"If you do decide to make allowances for changes in working hours to accommodate watching a game or starting later the following day, then it is important that it is stressed that this is a temporary arrangement and that employers deal with other staff requests which are not football related with similar sympathy.
"Without seeking to make assumptions about the gender of football fans, it is likely that if an employer has agreed to a small alteration in hours for many male employees, then a refusal of a request for the alteration to a female member of staff’s hours for other reasons could lead to claims of discrimination in the future.
"If the company is going to take a hard line in relation to sickness absence, it is important that the employees are told about this prior to the event and that the procedure does not depart from any contractual scheme. Employers will have to be very sure of their facts to take disciplinary action and in any event should be careful to follow the statutory disciplinary procedures, to avoid a trip to the employment tribunal."
And that's not all employers need to be alert to, she warns.
Adds the legal expert: "What if the worst-case scenario happens? For example an employee watching in a pub is then involved in violent or disorderly behaviour, and worst case scenario they are arrested. What can the employer do then?
"The answer is not as straightforward as you might imagine. Behaviour which takes place in an employees’ own time may not give an employer sufficient justification for dismissal. Past cases have shown that irrespective of the need to follow the correct procedures, an employer must carefully consider all aspects of the situation including the employee’s version of events and their employment history with the company. It is harder now with so much shared on multiple social media platforms which can ‘go viral’."
The FIFA World Cup kicks off on Sunday as hosts Qatar play Ecuador.

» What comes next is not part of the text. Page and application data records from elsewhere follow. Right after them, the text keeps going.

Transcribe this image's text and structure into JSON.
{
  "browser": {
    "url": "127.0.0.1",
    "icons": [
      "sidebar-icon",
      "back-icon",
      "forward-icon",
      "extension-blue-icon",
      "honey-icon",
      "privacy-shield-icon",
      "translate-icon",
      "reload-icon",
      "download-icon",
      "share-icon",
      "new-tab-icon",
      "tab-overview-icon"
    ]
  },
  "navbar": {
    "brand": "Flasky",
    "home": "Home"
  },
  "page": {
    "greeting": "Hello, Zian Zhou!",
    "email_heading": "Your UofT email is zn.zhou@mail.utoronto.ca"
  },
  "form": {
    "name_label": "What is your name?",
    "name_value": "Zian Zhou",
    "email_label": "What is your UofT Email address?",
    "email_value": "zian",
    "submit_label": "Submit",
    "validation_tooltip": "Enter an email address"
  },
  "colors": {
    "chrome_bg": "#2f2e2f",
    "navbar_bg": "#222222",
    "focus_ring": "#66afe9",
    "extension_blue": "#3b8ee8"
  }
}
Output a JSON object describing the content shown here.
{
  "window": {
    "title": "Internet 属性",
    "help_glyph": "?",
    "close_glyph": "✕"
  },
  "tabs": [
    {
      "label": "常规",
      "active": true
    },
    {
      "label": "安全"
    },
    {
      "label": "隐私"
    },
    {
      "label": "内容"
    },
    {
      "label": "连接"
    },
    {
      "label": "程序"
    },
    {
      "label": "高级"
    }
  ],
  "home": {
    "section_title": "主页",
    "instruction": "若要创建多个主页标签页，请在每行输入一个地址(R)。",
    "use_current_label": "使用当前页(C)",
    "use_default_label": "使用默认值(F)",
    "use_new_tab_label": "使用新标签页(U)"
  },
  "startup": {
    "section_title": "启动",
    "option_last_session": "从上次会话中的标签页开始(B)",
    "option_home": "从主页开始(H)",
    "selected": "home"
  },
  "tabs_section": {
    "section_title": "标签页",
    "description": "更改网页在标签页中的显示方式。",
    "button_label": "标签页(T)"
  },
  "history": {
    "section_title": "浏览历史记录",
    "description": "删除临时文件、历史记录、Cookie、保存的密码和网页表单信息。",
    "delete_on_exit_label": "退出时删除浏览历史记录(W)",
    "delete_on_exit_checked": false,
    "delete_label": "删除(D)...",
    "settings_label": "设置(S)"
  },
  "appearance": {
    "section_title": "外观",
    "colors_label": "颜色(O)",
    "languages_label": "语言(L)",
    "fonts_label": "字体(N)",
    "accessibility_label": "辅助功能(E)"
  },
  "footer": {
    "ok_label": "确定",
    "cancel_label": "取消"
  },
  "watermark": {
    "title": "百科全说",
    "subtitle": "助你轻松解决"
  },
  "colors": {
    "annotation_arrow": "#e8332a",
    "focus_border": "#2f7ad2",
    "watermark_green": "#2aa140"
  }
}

After Iran on Monday, England face the USA on Friday, November 25 and then Wales on Tuesday, November 29. Both of those games kick off at 7pm. Subsequent knock-out rounds England could reach are all scheduled to be played at weekends or with evening kick-offs.